■ TASK ■
In the entries below, find the string "content" and return each line holding it.

(Entries from a dataset of interfaces)
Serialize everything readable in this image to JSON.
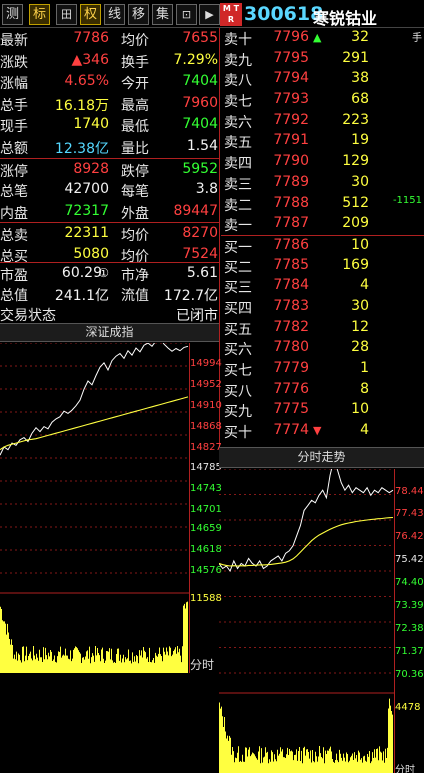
{
  "toolbar": {
    "buttons": [
      {
        "label": "测",
        "active": false
      },
      {
        "label": "标",
        "active": true
      },
      {
        "label": "田",
        "active": false
      },
      {
        "label": "权",
        "active": true
      },
      {
        "label": "线",
        "active": false
      },
      {
        "label": "移",
        "active": false
      },
      {
        "label": "集",
        "active": false
      },
      {
        "label": "⊡",
        "active": false
      },
      {
        "label": "▶",
        "active": false
      }
    ],
    "badge": "M T R",
    "code": "300618",
    "name": "寒锐钴业"
  },
  "quote": {
    "rows": [
      {
        "l1": "最新",
        "v1": "7786",
        "c1": "red",
        "l2": "均价",
        "v2": "7655",
        "c2": "red"
      },
      {
        "l1": "涨跌",
        "v1": "▲346",
        "c1": "red",
        "l2": "换手",
        "v2": "7.29%",
        "c2": "yellow"
      },
      {
        "l1": "涨幅",
        "v1": "4.65%",
        "c1": "red",
        "l2": "今开",
        "v2": "7404",
        "c2": "green"
      },
      {
        "l1": "总手",
        "v1": "16.18万",
        "c1": "yellow",
        "l2": "最高",
        "v2": "7960",
        "c2": "red"
      },
      {
        "l1": "现手",
        "v1": "1740",
        "c1": "yellow",
        "l2": "最低",
        "v2": "7404",
        "c2": "green"
      },
      {
        "l1": "总额",
        "v1": "12.38亿",
        "c1": "cyan",
        "l2": "量比",
        "v2": "1.54",
        "c2": "white"
      },
      {
        "l1": "涨停",
        "v1": "8928",
        "c1": "red",
        "l2": "跌停",
        "v2": "5952",
        "c2": "green"
      },
      {
        "l1": "总笔",
        "v1": "42700",
        "c1": "white",
        "l2": "每笔",
        "v2": "3.8",
        "c2": "white"
      },
      {
        "l1": "内盘",
        "v1": "72317",
        "c1": "green",
        "l2": "外盘",
        "v2": "89447",
        "c2": "red"
      },
      {
        "l1": "总卖",
        "v1": "22311",
        "c1": "yellow",
        "l2": "均价",
        "v2": "8270",
        "c2": "red"
      },
      {
        "l1": "总买",
        "v1": "5080",
        "c1": "yellow",
        "l2": "均价",
        "v2": "7524",
        "c2": "red"
      }
    ],
    "extra": [
      {
        "l1": "市盈",
        "v1": "60.29",
        "v1b": "①",
        "l2": "市净",
        "v2": "5.61"
      },
      {
        "l1": "总值",
        "v1": "241.1亿",
        "v1b": "",
        "l2": "流值",
        "v2": "172.7亿"
      }
    ],
    "status_label": "交易状态",
    "status_value": "已闭市"
  },
  "book": {
    "rows": [
      {
        "label": "卖十",
        "price": "7796",
        "vol": "32",
        "mark": "▲",
        "extra": "手"
      },
      {
        "label": "卖九",
        "price": "7795",
        "vol": "291",
        "mark": "",
        "extra": ""
      },
      {
        "label": "卖八",
        "price": "7794",
        "vol": "38",
        "mark": "",
        "extra": ""
      },
      {
        "label": "卖七",
        "price": "7793",
        "vol": "68",
        "mark": "",
        "extra": ""
      },
      {
        "label": "卖六",
        "price": "7792",
        "vol": "223",
        "mark": "",
        "extra": ""
      },
      {
        "label": "卖五",
        "price": "7791",
        "vol": "19",
        "mark": "",
        "extra": ""
      },
      {
        "label": "卖四",
        "price": "7790",
        "vol": "129",
        "mark": "",
        "extra": ""
      },
      {
        "label": "卖三",
        "price": "7789",
        "vol": "30",
        "mark": "",
        "extra": ""
      },
      {
        "label": "卖二",
        "price": "7788",
        "vol": "512",
        "mark": "",
        "extra": "-1151"
      },
      {
        "label": "卖一",
        "price": "7787",
        "vol": "209",
        "mark": "",
        "extra": ""
      },
      {
        "label": "买一",
        "price": "7786",
        "vol": "10",
        "mark": "",
        "extra": ""
      },
      {
        "label": "买二",
        "price": "7785",
        "vol": "169",
        "mark": "",
        "extra": ""
      },
      {
        "label": "买三",
        "price": "7784",
        "vol": "4",
        "mark": "",
        "extra": ""
      },
      {
        "label": "买四",
        "price": "7783",
        "vol": "30",
        "mark": "",
        "extra": ""
      },
      {
        "label": "买五",
        "price": "7782",
        "vol": "12",
        "mark": "",
        "extra": ""
      },
      {
        "label": "买六",
        "price": "7780",
        "vol": "28",
        "mark": "",
        "extra": ""
      },
      {
        "label": "买七",
        "price": "7779",
        "vol": "1",
        "mark": "",
        "extra": ""
      },
      {
        "label": "买八",
        "price": "7776",
        "vol": "8",
        "mark": "",
        "extra": ""
      },
      {
        "label": "买九",
        "price": "7775",
        "vol": "10",
        "mark": "",
        "extra": ""
      },
      {
        "label": "买十",
        "price": "7774",
        "vol": "4",
        "mark": "▼",
        "extra": ""
      }
    ]
  },
  "index_chart": {
    "title": "深证成指",
    "axis": [
      "14994",
      "14952",
      "14910",
      "14868",
      "14827",
      "14785",
      "14743",
      "14701",
      "14659",
      "14618",
      "14576",
      "11588"
    ],
    "time_label": "分时"
  },
  "stock_chart": {
    "title": "分时走势",
    "axis": [
      "78.44",
      "77.43",
      "76.42",
      "75.42",
      "74.40",
      "73.39",
      "72.38",
      "71.37",
      "70.36",
      "4478"
    ],
    "time_label": "分时"
  },
  "colors": {
    "up": "#ff4040",
    "down": "#33ff33",
    "volume": "#ffff40",
    "code": "#55d8ff",
    "price_line": "#ffffff",
    "avg_line": "#ffff40",
    "grid": "#b02020"
  },
  "chart_data": [
    {
      "type": "line",
      "title": "深证成指",
      "ylim": [
        14576,
        14994
      ],
      "y_ticks": [
        14994,
        14952,
        14910,
        14868,
        14827,
        14785,
        14743,
        14701,
        14659,
        14618,
        14576
      ],
      "series": [
        {
          "values": [
            14790,
            14805,
            14800,
            14812,
            14808,
            14818,
            14822,
            14815,
            14830,
            14840,
            14833,
            14842,
            14838,
            14850,
            14856,
            14860,
            14870,
            14866,
            14872,
            14880,
            14890,
            14910,
            14925,
            14918,
            14935,
            14950,
            14958,
            14945,
            14962,
            14970,
            14975,
            14966,
            14980,
            14972,
            14985,
            14978,
            14990,
            14994,
            14988,
            14998,
            15003,
            14992,
            14985,
            14979,
            14984,
            14980,
            14986,
            14988
          ]
        },
        {
          "values": [
            14800,
            14805,
            14808,
            14810,
            14812,
            14814,
            14816,
            14818,
            14819,
            14820,
            14822,
            14824,
            14826,
            14828,
            14830,
            14832,
            14834,
            14836,
            14838,
            14840,
            14842,
            14844,
            14846,
            14848,
            14850,
            14852,
            14854,
            14856,
            14858,
            14860,
            14862,
            14864,
            14866,
            14868,
            14870,
            14872,
            14874,
            14876,
            14878,
            14880,
            14882,
            14884,
            14886,
            14888,
            14890,
            14892,
            14894,
            14896
          ]
        }
      ]
    },
    {
      "type": "line",
      "title": "分时走势",
      "ylim": [
        70.36,
        78.44
      ],
      "y_ticks": [
        78.44,
        77.43,
        76.42,
        75.42,
        74.4,
        73.39,
        72.38,
        71.37,
        70.36
      ],
      "series": [
        {
          "values": [
            74.7,
            74.5,
            74.6,
            74.4,
            74.8,
            74.5,
            74.7,
            74.6,
            74.9,
            74.7,
            74.6,
            74.8,
            74.5,
            74.6,
            74.8,
            74.9,
            75.0,
            74.8,
            75.1,
            75.2,
            75.4,
            75.8,
            76.2,
            76.8,
            77.0,
            77.2,
            77.1,
            77.4,
            77.6,
            77.3,
            78.2,
            78.8,
            78.4,
            77.9,
            77.6,
            77.8,
            77.5,
            77.7,
            77.6,
            77.5,
            77.7,
            77.4,
            77.6,
            77.5,
            77.7,
            77.6,
            77.5,
            77.6
          ]
        },
        {
          "values": [
            74.7,
            74.65,
            74.62,
            74.6,
            74.61,
            74.6,
            74.61,
            74.6,
            74.62,
            74.62,
            74.63,
            74.64,
            74.64,
            74.65,
            74.66,
            74.68,
            74.7,
            74.72,
            74.75,
            74.8,
            74.88,
            75.0,
            75.15,
            75.3,
            75.45,
            75.6,
            75.72,
            75.82,
            75.9,
            75.98,
            76.05,
            76.12,
            76.18,
            76.23,
            76.27,
            76.3,
            76.33,
            76.36,
            76.38,
            76.4,
            76.42,
            76.44,
            76.45,
            76.47,
            76.48,
            76.5,
            76.51,
            76.52
          ]
        }
      ]
    }
  ]
}
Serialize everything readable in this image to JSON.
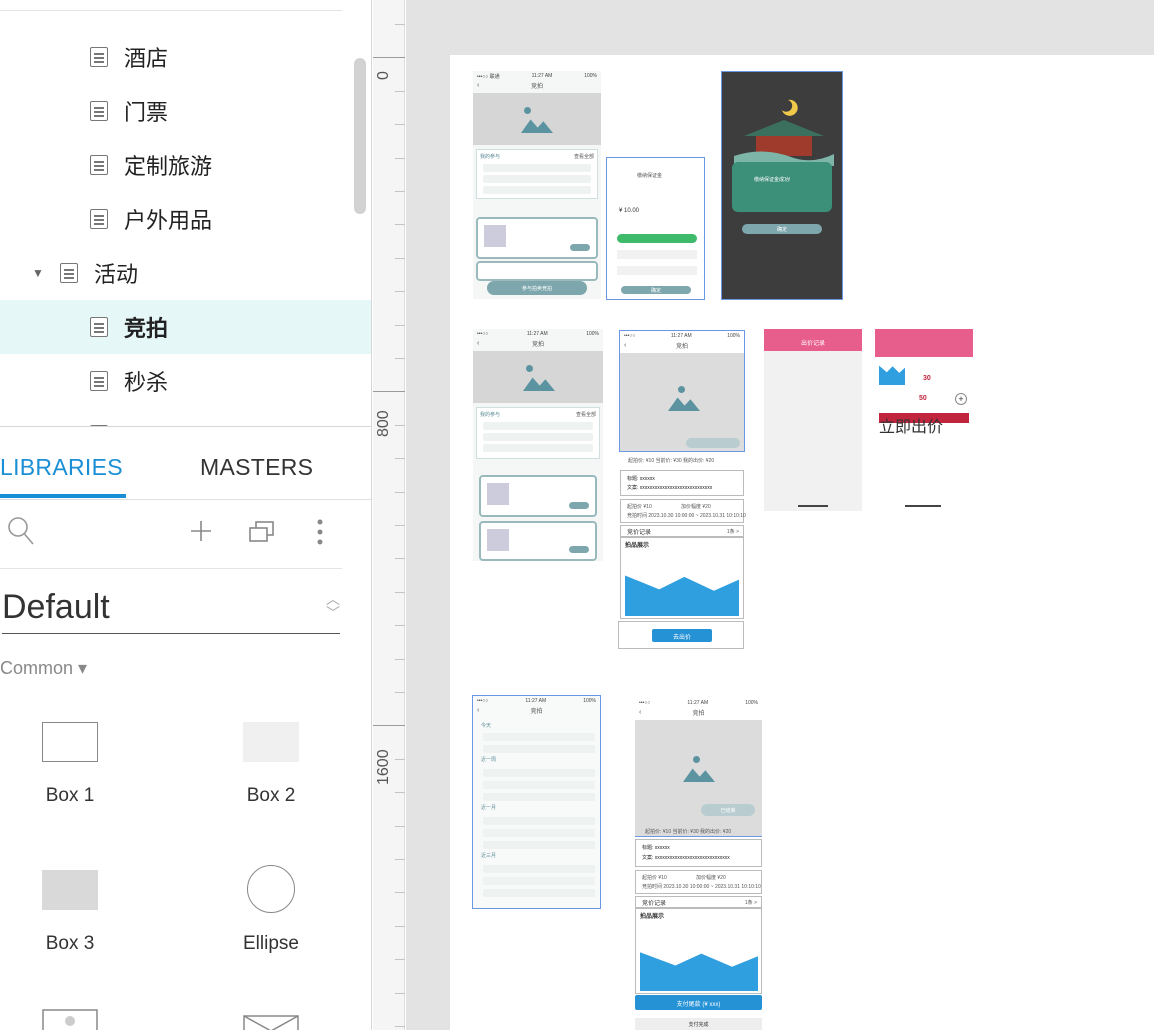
{
  "page_tree": {
    "items": [
      {
        "label": "酒店"
      },
      {
        "label": "门票"
      },
      {
        "label": "定制旅游"
      },
      {
        "label": "户外用品"
      },
      {
        "label": "活动"
      },
      {
        "label": "竞拍"
      },
      {
        "label": "秒杀"
      }
    ]
  },
  "panel_tabs": {
    "libraries": "LIBRARIES",
    "masters": "MASTERS"
  },
  "library": {
    "selected": "Default",
    "category": "Common ▾",
    "widgets": [
      {
        "label": "Box 1"
      },
      {
        "label": "Box 2"
      },
      {
        "label": "Box 3"
      },
      {
        "label": "Ellipse"
      }
    ]
  },
  "ruler": {
    "labels": [
      "0",
      "800",
      "1600"
    ]
  },
  "colors": {
    "accent": "#1a8fd6",
    "selected_row": "#e6f7f7",
    "canvas_bg": "#e3e3e3",
    "teal": "#7ea7ad",
    "pink": "#e75e8c"
  },
  "screens": {
    "s1": {
      "status_left": "•••○○ 联通",
      "time": "11:27 AM",
      "battery": "100%",
      "title": "竞拍",
      "section": "我的参与",
      "hint": "查看全部",
      "button": "参与拍卖竞拍"
    },
    "s2": {
      "title": "缴纳保证金",
      "amount": "¥ 10.00",
      "button": "确定"
    },
    "s3": {
      "message": "缴纳保证金成功!",
      "button": "确定"
    },
    "s4": {
      "time": "11:27 AM",
      "battery": "100%",
      "title": "竞拍",
      "section": "我的参与",
      "hint": "查看全部"
    },
    "s5": {
      "time": "11:27 AM",
      "battery": "100%",
      "title": "竞拍",
      "stats": "起拍价: ¥10   当前价: ¥30   我的出价: ¥20",
      "subject": "标题: xxxxxx",
      "content": "文案: xxxxxxxxxxxxxxxxxxxxxxxxxxxxx",
      "start_price": "起拍价 ¥10",
      "increment": "加价幅度 ¥20",
      "period": "竞拍时间 2023.10.30 10:00:00 ~ 2023.10.31 10:10:10",
      "records": "竞价记录",
      "record_count": "1条 >",
      "gallery": "拍品展示",
      "button": "去出价"
    },
    "s6": {
      "title": "出价记录"
    },
    "s7": {
      "price1": "30",
      "price2": "50",
      "button": "立即出价"
    },
    "s8": {
      "time": "11:27 AM",
      "title": "竞拍",
      "today": "今天",
      "recent1": "近一周",
      "recent2": "近一月",
      "recent3": "近三月"
    },
    "s9": {
      "time": "11:27 AM",
      "battery": "100%",
      "title": "竞拍",
      "ended": "已结束",
      "stats": "起拍价: ¥10   当前价: ¥30   我的出价: ¥20",
      "subject": "标题: xxxxxx",
      "content": "文案: xxxxxxxxxxxxxxxxxxxxxxxxxxxxxx",
      "start_price": "起拍价 ¥10",
      "increment": "加价幅度 ¥20",
      "period": "竞拍时间 2023.10.30 10:00:00 ~ 2023.10.31 10:10:10",
      "records": "竞价记录",
      "record_count": "1条 >",
      "gallery": "拍品展示",
      "pay_button": "支付尾款 (¥ xxx)",
      "done_button": "支付完成"
    }
  }
}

■ EXPECTED ANSWER ■
      "content": "文案: xxxxxxxxxxxxxxxxxxxxxxxxxxxxx",
      "content": "文案: xxxxxxxxxxxxxxxxxxxxxxxxxxxxxx",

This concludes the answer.